Abigail Adams to John Adams
Quincy Febry 16 1793
my Dearest Friend
I received your kind Letters of Janry 28 & 30th 1 I well recollect receiving a Letter from mr Gerry soon after you went first to France informing me of your being Elected a member of the Phylisophic society in Philadelphia and when you received the volm in England of their transactions, I never could account for not finding your Name with the Members.2 the loss of the Records at that time accounts for it. you will hear before this reaches you of the Transactions in England which I consider the begining [of] Trouble. God only know where it will end, and whether we in this Country shall not be involved in the same whirlpool
Thus far I wrote and was prevented from proceeding last night our son came up from Town with the joyfull tyding of the arrival of the col mrs smith & Family. I received a Letter from her at the same time dated Nyork the col you will have seen before this reaches you, and from him you will learn more particulars Relative to the threadned overturn of England, but I will say no more upon politicks at this Time, as I am not able to write much, and a few domestick concerns occur that I wish to mention. dr Tufts desires me to mention to you Clover seed. he wishes Brisler to inquire the price & if it can be purchased as low as 10 pence or a shilling pr pound to procure a Barrel of it & ship it round tis 18 pence here and he says we shall want some & he will take the rest. an other article I would mention is some Porter & some segars for your comfort and the last is whether it would not be adviseable to purchase a strong Farm Horse in conneticut & let Brisler take home the chaise. our great oxen have performd pretty well while they could be used in the Cart, but in the snow without any leader before them they cured & Hawl, is the carters term in such a manner that they cork themselves and have been useless unless when I could prevail with Faxon to let me have a yoke from the Farm to go with th[em] which he has done when we have sent to the Ceadar swamp [. . .] that broke his two Teams which he keeps constantly employd. Shaw was much mortified & begd me to buy him a yoke as he had Hay enough to keep them & could not possibly accomplish the work unless I did. I sent him out to see several yoke, but they were too low in flesh & 55 dollors a pr. he solisited me to let him go to Abington & try I consented and he last night brought home a yoke comeing seven years for which he gave 58 dollors— he says they are right Handsome cattle used to make stone wall kind & smart in very good flesh &c. I hope what I have done will meet your approbation—which will always recompence me for what ever exertions I may make.
I was taken sick on that day twelve month that I was the last year. I have been confined to my Chamber for a week, but have not the Rhumatick complaints which I had last year. the fever rather tends to an intermitting I have been Bled which has lessned the inflamitory symtoms and I hope it will terminate without any long confinement. I have very good Nursing, and tho a deaf I believe a safe Physician3
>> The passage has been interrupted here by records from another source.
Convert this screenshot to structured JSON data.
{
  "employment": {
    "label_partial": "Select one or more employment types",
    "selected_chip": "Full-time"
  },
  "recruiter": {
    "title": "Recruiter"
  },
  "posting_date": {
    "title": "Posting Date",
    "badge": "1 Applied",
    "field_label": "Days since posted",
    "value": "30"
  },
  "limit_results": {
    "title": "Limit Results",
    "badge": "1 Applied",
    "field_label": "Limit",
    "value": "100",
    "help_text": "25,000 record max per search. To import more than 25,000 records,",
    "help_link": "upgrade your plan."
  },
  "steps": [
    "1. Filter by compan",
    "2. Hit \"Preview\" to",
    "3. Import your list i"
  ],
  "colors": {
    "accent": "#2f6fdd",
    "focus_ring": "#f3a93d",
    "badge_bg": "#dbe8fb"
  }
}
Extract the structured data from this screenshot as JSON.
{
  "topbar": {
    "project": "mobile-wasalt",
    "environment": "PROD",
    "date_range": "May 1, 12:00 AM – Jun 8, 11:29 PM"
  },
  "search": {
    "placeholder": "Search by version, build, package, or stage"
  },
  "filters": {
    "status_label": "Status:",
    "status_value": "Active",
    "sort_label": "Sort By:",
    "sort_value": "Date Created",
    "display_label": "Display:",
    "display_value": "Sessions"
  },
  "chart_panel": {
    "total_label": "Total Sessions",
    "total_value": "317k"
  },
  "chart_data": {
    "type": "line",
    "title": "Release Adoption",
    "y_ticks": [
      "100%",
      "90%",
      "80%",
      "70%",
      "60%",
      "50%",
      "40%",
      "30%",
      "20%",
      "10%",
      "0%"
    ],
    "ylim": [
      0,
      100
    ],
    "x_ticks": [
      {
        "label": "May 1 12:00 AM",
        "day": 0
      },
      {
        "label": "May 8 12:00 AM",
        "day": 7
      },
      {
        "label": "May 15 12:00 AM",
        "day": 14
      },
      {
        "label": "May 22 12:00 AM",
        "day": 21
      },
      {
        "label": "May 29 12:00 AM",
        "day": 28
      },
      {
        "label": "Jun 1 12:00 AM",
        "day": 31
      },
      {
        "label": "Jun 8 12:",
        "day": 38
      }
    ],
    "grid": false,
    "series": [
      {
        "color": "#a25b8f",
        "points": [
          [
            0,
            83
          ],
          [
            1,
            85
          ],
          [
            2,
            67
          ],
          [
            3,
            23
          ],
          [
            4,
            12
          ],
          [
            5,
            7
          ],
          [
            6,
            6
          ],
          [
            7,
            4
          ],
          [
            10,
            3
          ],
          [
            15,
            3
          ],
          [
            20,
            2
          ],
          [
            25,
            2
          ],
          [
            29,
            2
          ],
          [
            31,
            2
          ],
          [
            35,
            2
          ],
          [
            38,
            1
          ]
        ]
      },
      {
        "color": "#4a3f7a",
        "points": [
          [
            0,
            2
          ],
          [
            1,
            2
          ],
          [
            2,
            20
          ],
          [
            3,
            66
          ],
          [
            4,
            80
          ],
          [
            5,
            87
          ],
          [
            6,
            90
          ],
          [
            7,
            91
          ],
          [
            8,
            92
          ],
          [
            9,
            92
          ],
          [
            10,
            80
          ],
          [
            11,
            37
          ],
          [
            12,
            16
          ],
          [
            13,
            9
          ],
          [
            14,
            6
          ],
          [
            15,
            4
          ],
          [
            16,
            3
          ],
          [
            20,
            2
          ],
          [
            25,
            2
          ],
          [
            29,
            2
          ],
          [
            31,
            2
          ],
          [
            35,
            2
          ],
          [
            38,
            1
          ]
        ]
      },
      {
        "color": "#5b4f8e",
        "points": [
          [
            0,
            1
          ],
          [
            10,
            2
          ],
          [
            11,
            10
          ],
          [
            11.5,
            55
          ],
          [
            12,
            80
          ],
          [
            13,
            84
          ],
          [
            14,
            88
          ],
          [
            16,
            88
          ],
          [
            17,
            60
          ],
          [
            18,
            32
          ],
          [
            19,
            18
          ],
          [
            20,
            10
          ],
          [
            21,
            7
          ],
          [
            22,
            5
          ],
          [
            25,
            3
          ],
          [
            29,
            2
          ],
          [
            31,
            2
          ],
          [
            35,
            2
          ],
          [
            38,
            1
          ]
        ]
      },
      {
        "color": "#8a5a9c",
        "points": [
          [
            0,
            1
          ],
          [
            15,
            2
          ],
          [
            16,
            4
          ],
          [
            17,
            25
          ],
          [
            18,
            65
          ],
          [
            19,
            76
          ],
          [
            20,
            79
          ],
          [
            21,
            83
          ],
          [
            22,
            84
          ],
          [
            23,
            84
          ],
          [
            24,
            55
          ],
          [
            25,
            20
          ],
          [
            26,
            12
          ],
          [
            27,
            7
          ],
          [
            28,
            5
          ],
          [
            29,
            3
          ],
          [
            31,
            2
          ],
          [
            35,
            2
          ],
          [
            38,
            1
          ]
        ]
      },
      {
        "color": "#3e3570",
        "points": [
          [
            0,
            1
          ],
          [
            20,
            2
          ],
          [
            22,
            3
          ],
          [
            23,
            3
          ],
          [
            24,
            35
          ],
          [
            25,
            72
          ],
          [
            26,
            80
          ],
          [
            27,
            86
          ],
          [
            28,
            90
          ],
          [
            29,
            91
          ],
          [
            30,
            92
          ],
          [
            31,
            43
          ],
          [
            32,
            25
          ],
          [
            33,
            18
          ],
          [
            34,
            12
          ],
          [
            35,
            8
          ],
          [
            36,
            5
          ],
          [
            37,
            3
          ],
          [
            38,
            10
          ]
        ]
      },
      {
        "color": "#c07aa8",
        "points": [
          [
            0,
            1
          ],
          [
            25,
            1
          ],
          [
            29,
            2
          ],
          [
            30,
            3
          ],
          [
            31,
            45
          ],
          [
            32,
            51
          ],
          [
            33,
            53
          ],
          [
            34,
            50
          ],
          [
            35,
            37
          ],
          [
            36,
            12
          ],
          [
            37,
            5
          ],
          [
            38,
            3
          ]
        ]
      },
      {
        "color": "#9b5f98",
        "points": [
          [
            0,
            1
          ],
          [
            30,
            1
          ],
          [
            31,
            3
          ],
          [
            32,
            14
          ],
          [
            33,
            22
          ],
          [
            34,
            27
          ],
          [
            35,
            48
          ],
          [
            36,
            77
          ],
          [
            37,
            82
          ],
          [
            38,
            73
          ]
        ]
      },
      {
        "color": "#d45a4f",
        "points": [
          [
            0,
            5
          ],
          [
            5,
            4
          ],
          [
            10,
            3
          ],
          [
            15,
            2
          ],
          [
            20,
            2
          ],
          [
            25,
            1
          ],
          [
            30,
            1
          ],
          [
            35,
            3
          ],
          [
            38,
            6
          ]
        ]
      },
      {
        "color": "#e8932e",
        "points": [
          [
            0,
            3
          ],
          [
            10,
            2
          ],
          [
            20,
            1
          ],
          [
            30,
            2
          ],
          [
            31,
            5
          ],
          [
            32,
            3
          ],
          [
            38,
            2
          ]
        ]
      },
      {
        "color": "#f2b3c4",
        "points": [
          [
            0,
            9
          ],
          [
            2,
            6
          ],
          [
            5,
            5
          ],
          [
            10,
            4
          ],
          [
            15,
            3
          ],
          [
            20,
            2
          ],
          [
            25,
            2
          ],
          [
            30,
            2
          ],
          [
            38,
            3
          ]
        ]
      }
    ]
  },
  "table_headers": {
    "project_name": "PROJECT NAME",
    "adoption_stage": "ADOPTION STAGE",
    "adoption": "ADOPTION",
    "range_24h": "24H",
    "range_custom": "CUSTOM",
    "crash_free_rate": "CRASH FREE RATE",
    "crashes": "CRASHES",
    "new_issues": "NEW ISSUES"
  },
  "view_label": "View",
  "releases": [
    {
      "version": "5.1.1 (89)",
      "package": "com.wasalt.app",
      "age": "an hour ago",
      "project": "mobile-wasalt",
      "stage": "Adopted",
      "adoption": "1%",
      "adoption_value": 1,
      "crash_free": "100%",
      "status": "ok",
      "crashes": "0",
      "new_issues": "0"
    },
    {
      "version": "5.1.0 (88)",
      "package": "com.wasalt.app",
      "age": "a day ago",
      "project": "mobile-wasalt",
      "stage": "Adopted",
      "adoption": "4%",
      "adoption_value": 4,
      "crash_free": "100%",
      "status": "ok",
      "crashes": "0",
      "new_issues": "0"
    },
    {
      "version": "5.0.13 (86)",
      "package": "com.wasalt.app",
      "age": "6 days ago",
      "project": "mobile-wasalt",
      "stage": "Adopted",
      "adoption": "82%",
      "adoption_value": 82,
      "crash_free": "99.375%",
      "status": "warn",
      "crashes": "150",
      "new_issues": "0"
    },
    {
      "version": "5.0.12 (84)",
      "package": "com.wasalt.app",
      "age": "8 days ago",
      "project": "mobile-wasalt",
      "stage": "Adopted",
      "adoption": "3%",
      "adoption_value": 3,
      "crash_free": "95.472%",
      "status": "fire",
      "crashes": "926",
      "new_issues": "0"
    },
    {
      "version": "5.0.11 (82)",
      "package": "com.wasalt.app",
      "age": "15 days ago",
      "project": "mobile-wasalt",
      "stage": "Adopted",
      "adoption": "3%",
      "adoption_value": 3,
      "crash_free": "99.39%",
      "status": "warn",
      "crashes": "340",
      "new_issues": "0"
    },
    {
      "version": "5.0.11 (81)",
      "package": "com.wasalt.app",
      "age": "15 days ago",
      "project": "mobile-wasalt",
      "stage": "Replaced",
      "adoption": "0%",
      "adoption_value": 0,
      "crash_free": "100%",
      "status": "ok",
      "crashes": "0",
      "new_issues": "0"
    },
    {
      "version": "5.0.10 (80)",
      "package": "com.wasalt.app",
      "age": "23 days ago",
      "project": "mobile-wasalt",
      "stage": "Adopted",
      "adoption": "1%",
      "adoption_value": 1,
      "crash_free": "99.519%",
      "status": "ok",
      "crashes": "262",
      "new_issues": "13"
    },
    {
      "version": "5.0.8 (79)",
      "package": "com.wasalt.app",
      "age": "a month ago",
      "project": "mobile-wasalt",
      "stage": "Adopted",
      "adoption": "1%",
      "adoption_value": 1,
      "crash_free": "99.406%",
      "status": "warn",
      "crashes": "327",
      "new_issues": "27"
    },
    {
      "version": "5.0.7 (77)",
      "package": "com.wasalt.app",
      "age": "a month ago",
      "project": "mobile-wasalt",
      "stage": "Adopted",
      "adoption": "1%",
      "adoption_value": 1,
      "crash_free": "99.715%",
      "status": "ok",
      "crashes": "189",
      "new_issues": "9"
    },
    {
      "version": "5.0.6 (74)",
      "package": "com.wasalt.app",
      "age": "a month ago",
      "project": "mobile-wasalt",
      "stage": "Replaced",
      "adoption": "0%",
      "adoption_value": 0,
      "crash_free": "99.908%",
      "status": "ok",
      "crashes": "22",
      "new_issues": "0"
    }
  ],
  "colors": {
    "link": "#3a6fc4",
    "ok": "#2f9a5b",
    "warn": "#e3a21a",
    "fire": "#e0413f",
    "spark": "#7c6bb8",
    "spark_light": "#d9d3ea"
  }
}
Mrs smith is desirious of comeing on to pass a Month with me before she goes to Housekeeping perhaps she may so contrive it as to come with you. you will see her soon and settle the accommodation. mr Cranch is well again as usual & sends his Love with many thanks for your kind expressions towards him. I caught the opportunity of writi[ng] whilst sister was gone down to dinner but she schools me for it.
adieu in hopes to see you soon / most affectionatly yours
Love to Thomas I hope he does not feel any Ague complaints
RC (Adams Papers); addressed by JQA: “The Vice-President of the United States / Philadelphia.”; endorsed: “Portia / 1793.” Some loss of text where the seal was removed.
2. AA received two letters from Elbridge Gerry on the subject of JA’s election to the American Philosophical Society, one of 17 April 1780 and the other of 16 May, both in response to her letter of 13 March (vol. 3:297–299, 323–325, 350). On 26 June 1786, David Rittenhouse sent to JA two copies of the second volume of the transactions of the Society, one for JA and one to be forwarded to Thomas Jefferson (Adams Papers).